Knight Science Journalism Fellow '13-14
Julia Belluz is a National Magazine Award-winning journalist covering health care and policy. A senior editor at Canada’s physicians’ newspaper The Medical Post and regular contributor to the national newsweekly Maclean’s, she writes the blog Science-ish. While at MIT, Belluz is investigating how and why science is applied (or not) in public policy and decision-making, and why we sometimes fail to capitalize on knowledge obtained through research.
What drew you to the KSJ Program versus others?
It’s important to not only understand the science you’re reporting on but also the culture of science. I liked that this fellowship was essentially designed to be a cultural exchange where journalists could learn more about science while studying alongside MIT researchers and scientists and vise versa.
What impedes the public’s engagement with science?
As a health reporter, I see a great deal of pseudoscience-based journalism in my field. This does nothing to elevate the discourse about science, and confuses people. I think this is a systemic issue though, not just the failing of individual journalists. It’s the result of poor communication on the part of researchers, the culture gap between science and journalism, the mounting pressures in ever-shrinking newsrooms, the diminishing pool of science reporters, and sometimes over-selling by scientists.
What roles do the media and journalists play in breaking down these obstacles?

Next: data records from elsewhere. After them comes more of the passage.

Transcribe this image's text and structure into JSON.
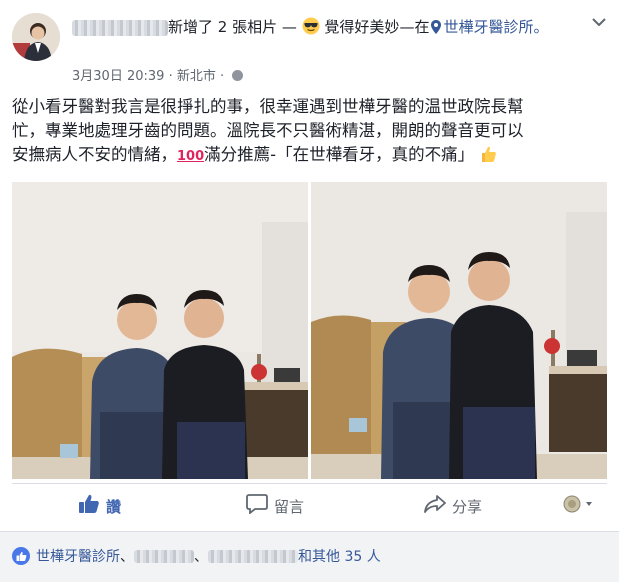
{
  "post": {
    "author_redacted": true,
    "action_text": "新增了 2 張相片 —",
    "feeling_text": "覺得好美妙",
    "at_text": "—在",
    "place": "世樺牙醫診所。",
    "date": "3月30日 20:39",
    "separator": "·",
    "location": "新北市",
    "sep2": "·",
    "body_line1": "從小看牙醫對我言是很掙扎的事，很幸運遇到世樺牙醫的温世政院長幫",
    "body_line2": "忙，專業地處理牙齒的問題。溫院長不只醫術精湛，開朗的聲音更可以",
    "body_line3": "安撫病人不安的情緒，",
    "hundred": "100",
    "body_line3b": "滿分推薦-「在世樺看牙，真的不痛」"
  },
  "actions": {
    "like": "讚",
    "comment": "留言",
    "share": "分享"
  },
  "reactions": {
    "first": "世樺牙醫診所",
    "sep1": "、",
    "sep2": "、",
    "tail": "和其他 35 人"
  },
  "colors": {
    "link": "#365899",
    "like_blue": "#4267b2",
    "muted": "#606770"
  },
  "icons": [
    "more-icon",
    "sunglasses-emoji-icon",
    "location-pin-icon",
    "globe-icon",
    "thumbs-up-emoji-icon",
    "like-icon",
    "comment-icon",
    "share-icon",
    "reaction-selector-icon"
  ]
}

Good science journalism involves engaging critically with science and putting it into context. Instead of just celebrating the latest breakthrough in research, I think we should report on science with the same thoroughness and skepticism we would apply to anything else.